Throughout the film, you see how serious Wayne is about his craft. He’s constantly recording. This is no surprise to anyone who follows his career. In the last decade he’s put out six albums, at least 14 mixtapes, and has made over 80 guest appearances on other artists’ songs! If not the hardest working person in show business, he’s definitely the most working…
So it’s not surprising to see him spending time in recording studios like the Hit Factory, as well as in makeshift studios in hotel rooms and on the tour bus. What did surprise me was that he often seemed to be recording alone–no engineer, no entourage, just him, setting up a mic stand and recording himself from his laptop.
While nothing is written down, he has a clear sense of what he wants to say and how it should sound. Early in the film we see him in a hotel room in Amsterdam recording an early version of his verse for “Swagga Like Us”. Halfway through the verse, he comes to the line, “I have class” and then stops abruptly, saying to himself, “nnmm, he has class.” He goes over to his computer and runs it back to re-record.
“When you record a song an element of freestyle comes into it?” a reporter asks later in the movie. “Um, no,” Wayne corrects. “There’s a difference between that and freestyle and i don’t want nobody to get it wrong… Freestyling is more so coming right there off the dome and that’s not what it is. I stop.. I think my shit out… Okay.. I got something. Put it on there.”

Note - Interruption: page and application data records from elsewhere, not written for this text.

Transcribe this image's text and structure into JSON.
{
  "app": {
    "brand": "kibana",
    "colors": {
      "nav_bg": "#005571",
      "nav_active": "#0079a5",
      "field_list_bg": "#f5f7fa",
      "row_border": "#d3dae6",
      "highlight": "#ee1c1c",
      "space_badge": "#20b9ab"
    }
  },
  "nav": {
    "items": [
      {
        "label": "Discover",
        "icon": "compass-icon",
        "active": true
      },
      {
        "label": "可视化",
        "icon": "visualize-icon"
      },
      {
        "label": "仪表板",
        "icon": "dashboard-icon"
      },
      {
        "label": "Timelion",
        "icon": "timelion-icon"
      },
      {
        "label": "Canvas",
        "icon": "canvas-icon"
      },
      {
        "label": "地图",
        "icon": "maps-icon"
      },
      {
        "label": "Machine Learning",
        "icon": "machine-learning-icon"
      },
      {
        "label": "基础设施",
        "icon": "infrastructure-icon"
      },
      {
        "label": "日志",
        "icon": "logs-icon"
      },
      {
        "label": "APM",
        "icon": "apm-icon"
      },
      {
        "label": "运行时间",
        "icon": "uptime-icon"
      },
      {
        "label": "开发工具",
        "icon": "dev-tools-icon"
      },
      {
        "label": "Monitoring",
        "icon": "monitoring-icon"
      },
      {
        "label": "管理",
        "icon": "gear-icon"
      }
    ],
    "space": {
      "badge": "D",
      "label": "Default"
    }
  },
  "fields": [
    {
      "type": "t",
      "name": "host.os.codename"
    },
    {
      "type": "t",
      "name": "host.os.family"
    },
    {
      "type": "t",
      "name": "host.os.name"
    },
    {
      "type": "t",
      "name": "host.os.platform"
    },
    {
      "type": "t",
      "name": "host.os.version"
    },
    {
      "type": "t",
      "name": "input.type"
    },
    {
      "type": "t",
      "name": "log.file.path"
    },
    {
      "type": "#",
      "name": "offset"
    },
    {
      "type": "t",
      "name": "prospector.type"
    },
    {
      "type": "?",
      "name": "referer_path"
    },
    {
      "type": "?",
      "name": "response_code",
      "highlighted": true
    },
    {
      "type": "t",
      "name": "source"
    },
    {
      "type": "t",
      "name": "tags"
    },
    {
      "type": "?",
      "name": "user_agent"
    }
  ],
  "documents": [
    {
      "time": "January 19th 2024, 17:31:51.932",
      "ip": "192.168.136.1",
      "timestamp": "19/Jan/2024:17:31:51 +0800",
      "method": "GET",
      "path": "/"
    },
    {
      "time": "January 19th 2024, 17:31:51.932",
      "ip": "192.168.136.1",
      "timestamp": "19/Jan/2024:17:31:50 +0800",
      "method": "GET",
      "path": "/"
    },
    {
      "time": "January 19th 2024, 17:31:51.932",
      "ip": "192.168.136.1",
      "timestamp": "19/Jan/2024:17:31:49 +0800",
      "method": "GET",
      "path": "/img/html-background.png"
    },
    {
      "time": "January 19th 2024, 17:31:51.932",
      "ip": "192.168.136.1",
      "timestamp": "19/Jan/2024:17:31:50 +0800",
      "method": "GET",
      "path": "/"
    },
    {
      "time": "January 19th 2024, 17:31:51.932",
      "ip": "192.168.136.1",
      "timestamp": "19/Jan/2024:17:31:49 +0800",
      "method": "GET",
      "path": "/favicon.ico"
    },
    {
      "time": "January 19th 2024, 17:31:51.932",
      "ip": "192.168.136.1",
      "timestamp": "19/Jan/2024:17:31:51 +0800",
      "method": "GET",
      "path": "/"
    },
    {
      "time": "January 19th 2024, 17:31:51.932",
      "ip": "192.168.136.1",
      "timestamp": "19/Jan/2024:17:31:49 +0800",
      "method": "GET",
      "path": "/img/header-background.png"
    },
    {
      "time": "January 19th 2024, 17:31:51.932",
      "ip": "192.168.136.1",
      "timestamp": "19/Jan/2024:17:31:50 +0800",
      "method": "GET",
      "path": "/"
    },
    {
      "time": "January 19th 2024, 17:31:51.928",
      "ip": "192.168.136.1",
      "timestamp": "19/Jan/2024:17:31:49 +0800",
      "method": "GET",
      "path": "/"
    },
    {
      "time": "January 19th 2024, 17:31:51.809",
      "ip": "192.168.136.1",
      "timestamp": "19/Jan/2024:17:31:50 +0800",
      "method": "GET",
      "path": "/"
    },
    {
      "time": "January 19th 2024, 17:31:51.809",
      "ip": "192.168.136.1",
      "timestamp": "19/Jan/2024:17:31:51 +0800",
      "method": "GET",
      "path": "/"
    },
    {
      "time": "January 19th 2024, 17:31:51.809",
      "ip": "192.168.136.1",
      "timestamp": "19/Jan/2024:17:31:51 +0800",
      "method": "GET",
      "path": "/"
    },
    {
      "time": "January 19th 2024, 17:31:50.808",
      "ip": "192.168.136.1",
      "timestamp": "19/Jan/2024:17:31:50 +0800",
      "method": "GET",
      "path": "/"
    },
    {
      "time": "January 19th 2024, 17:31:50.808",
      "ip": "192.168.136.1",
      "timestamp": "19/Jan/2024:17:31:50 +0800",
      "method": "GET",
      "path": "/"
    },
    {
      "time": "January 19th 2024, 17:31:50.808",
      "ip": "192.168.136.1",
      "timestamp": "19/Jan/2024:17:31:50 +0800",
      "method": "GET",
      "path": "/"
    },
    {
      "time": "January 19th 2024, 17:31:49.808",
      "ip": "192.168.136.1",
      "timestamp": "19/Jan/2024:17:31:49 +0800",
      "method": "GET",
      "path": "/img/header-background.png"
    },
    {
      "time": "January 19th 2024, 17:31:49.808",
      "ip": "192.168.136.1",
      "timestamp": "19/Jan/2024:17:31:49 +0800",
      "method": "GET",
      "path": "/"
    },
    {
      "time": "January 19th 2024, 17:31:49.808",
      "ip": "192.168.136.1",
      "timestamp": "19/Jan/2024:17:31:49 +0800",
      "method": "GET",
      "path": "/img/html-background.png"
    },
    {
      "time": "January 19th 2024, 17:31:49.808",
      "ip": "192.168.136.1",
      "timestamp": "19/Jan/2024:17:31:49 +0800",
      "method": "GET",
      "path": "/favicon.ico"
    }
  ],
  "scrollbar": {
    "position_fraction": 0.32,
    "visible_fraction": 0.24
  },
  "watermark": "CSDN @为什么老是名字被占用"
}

In another scene later in the film, he asks a studio engineer to bring the track back because he wants to add something… He waits, listens and then adlibs one syllable (“pain”). The headphones come off. Now it sounds right.
“I can’t front, I listen to me all day,” Wayne confesses to another interviewer. “Only because I’m tryna critique…what I shoulda said…what I didn’t say…” He may sound conceited, but at the same time, it’s further evidence: dude is serious about his craft. Inspiring for artists of any type. Unprompted, at one point, he turns and gives the following lecture to the camera:
“Repetition is the father of learning
I repeat, repetition is the father of learning
intelligence–all that comes from repetition
awareness, preparation–all that comes from repetition…
rotation, record spins–repetition
TV spots, awards–repetition.”
Then he shows the camera a smiley face tattooed on the inside of his lip.
No doubt Lil Wayne’ll leave a legacy through his art. But his other legacy will be through his daughter, Reginae. In two brief interviews, it’s clear she’s wise beyond her years, plus she’s got a sweet persona…and rhyme skills!
But that’s the future. For now, it’s tour buses, autotuned surrealist verses, face tattoos, a briefcase full of hundred dollar bills and a whole lot of syrup.